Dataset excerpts
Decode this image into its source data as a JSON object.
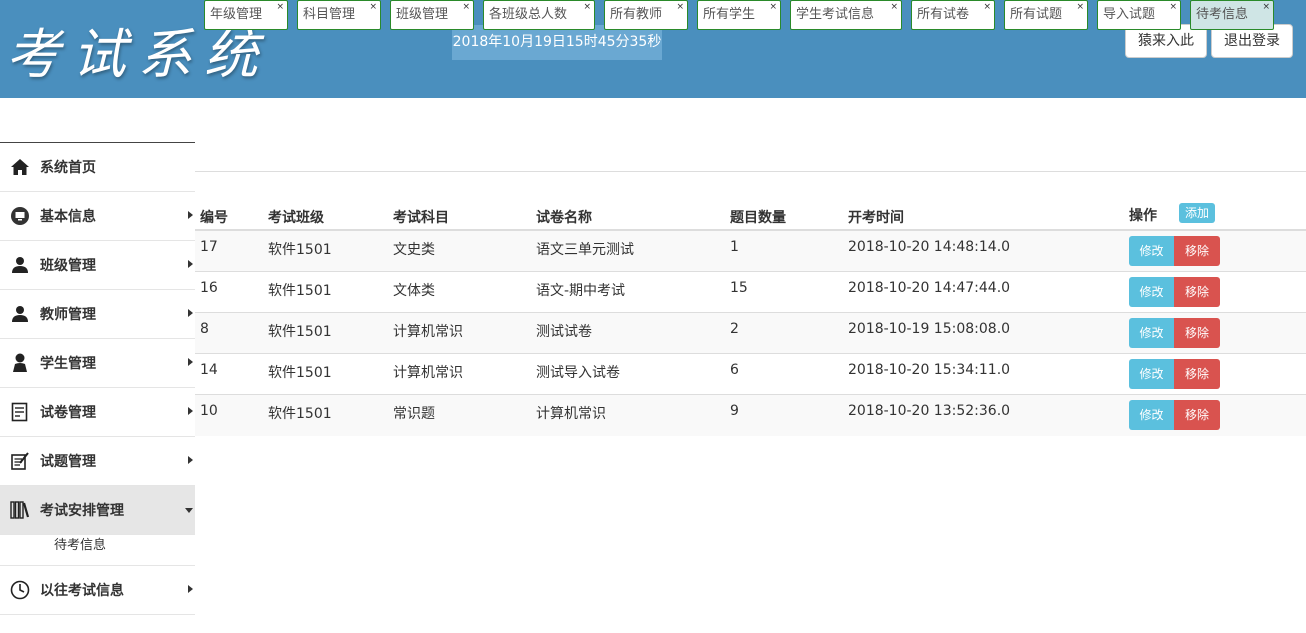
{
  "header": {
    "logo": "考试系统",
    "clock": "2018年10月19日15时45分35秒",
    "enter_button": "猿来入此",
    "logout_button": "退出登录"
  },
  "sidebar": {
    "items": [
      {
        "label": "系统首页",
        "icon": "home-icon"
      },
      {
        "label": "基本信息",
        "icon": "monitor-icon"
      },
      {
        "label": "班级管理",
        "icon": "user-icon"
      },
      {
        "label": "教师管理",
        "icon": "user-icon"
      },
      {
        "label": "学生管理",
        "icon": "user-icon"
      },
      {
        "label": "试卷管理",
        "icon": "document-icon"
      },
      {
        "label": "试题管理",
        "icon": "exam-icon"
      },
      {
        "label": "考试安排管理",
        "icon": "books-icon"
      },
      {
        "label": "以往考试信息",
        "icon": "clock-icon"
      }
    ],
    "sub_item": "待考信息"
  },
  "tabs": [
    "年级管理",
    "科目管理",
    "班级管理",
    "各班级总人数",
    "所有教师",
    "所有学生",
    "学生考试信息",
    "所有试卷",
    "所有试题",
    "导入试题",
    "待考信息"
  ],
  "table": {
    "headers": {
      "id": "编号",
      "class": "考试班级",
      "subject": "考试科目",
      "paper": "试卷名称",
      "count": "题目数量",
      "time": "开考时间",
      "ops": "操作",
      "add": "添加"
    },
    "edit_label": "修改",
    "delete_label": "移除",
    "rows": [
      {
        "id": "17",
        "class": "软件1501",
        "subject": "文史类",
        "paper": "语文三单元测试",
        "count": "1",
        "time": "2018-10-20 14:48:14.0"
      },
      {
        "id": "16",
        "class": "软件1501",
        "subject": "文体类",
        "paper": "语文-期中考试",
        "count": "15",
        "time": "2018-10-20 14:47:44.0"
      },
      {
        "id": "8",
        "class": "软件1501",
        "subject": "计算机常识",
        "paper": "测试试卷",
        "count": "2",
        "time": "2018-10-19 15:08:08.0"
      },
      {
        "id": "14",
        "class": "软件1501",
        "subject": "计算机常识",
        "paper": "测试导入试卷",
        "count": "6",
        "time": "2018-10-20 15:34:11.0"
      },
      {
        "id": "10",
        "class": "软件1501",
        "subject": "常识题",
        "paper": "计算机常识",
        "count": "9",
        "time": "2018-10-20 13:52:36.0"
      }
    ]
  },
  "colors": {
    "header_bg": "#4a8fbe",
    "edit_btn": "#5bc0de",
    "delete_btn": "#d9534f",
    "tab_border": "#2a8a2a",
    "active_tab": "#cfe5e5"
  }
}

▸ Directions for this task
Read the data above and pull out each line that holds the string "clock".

▸ Task response
    "clock": "2018年10月19日15时45分35秒",
        "icon": "clock-icon"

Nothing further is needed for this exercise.